The media is swirling with reports about the verdict in the Casey Anthony case. Reporters and courthouse watchers are all talking about how shocked they are. Others speculate about what will happen to Anthony and her family now that she has been acquitted. It is easy to get dragged in to the media hype surrounding this case. After all, a little girl’s dead body was found in the woods, and her mother acted despicably in the days following her disappearance. But before you join that angry mob out there, take a minute to think about something else.

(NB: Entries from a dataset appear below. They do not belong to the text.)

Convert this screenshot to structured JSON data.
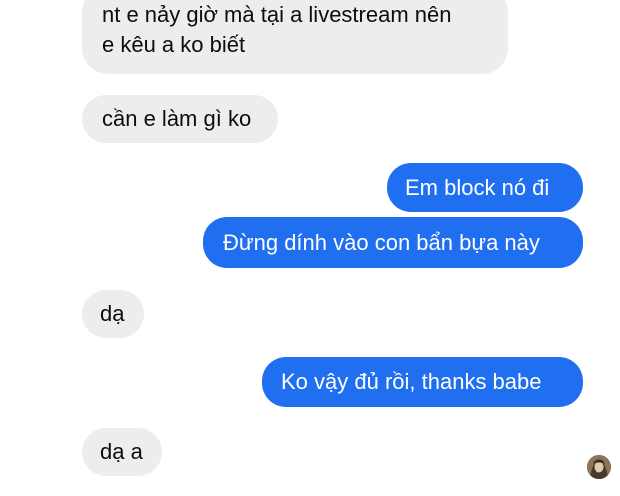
{
  "conversation": {
    "messages": [
      {
        "id": "m1",
        "direction": "incoming",
        "lines": [
          "nt e nảy giờ mà tại a livestream nên",
          "e kêu a ko biết"
        ]
      },
      {
        "id": "m2",
        "direction": "incoming",
        "text": "cần e làm gì ko"
      },
      {
        "id": "m3",
        "direction": "outgoing",
        "text": "Em block nó đi"
      },
      {
        "id": "m4",
        "direction": "outgoing",
        "text": "Đừng dính vào con bẩn bựa này"
      },
      {
        "id": "m5",
        "direction": "incoming",
        "text": "dạ"
      },
      {
        "id": "m6",
        "direction": "outgoing",
        "text": "Ko vậy đủ rồi, thanks babe"
      },
      {
        "id": "m7",
        "direction": "incoming",
        "text": "dạ a"
      }
    ],
    "read_receipt_icon": "seen-avatar-icon"
  },
  "colors": {
    "incoming_bubble": "#ededed",
    "outgoing_bubble": "#1f6ff0",
    "incoming_text": "#0d0d0d",
    "outgoing_text": "#ffffff"
  }
}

We all know that in a trial, the prosecution’s job is to prove its case beyond a reasonable doubt, and that the defense attorney’s job is to convince the jury that there is reasonable doubt. The role of defense attorney seems easy enough in cases where the criminal defendant might be a likeable person, or where the Government made some clear mistakes either in the investigation or in the prosecution of the case. But in cases like Anthony’s, where the defendant shows no remorse for what happened, or acts despicably in the days following the perpetration of the crime, the role of the defense attorney becomes all the more difficult and important. In cases where the defense attorney has to defend someone that is despised by the public, the defense attorney truly assumes the role of defender. The jury trial system given to us by the Founders of this great Nation knew the importance of the jury trial as a check against mob justice. And the Justices of the United States Supreme Court, in Gideon v. Wainwright, 372 U.S. 335 (1963), recognized that all defendants, regardless of income, have the right to be defended against criminal charges. The right to due process of law, which we all enjoy under the Constitution, requires nothing less.
It is somewhat ironic that the verdict in the Anthony case was reached one day after Independence Day. While we may feel angered and frustrated by the senseless death of little Caylee, and while we may disagree as to the appropriateness of the verdict, there are two things we should all take a moment to remember in these days surrounding the Fourth of July: the right to trial by jury, and the important role of the criminal defense attorney. An oath contained on the website of the Office of the Public Defender for the Fifteenth Judicial Circuit is worth quoting:
I am a Public Defender.
I am the guardian of the presumption of innocence.
My clients are the indigent accused.
They are the lonely, the friendless.
There is no one to speak for them but me.
My voice will be raised in their defense.
I will protect and defend my clients and the Constitutions of the United States and the State of Florida.
After only approximately 10 hours of deliberations, the jury reached its verdict in the Casey Anthony case: Not Guilty of Counts I through III, which were the counts charging Anthony in the death of her daughter. (Note: Count I charged First Degree Murder, Count II charged Aggravated Child Abuse, and Count III charged Aggravated Manslaughter of a Child). The jury did, however, find Anthony guilty on Counts IV through VII, which charged her with Providing False Information to a Law Enforcement Officer. Sentencing has been set for Thursday, July 7, 2011.
Pursuant to Florida Statute sec. 837.05(2), a person who provides false information to a law enforcement officer with regard to the alleged commission of a capital felony commits a third degree felony, and may be incarcerated for a term of up to 5 years. Since Anthony has been in custody on and off since the death of her daughter in 2008, Anthony may have already earned a substantial amount of credit for time served.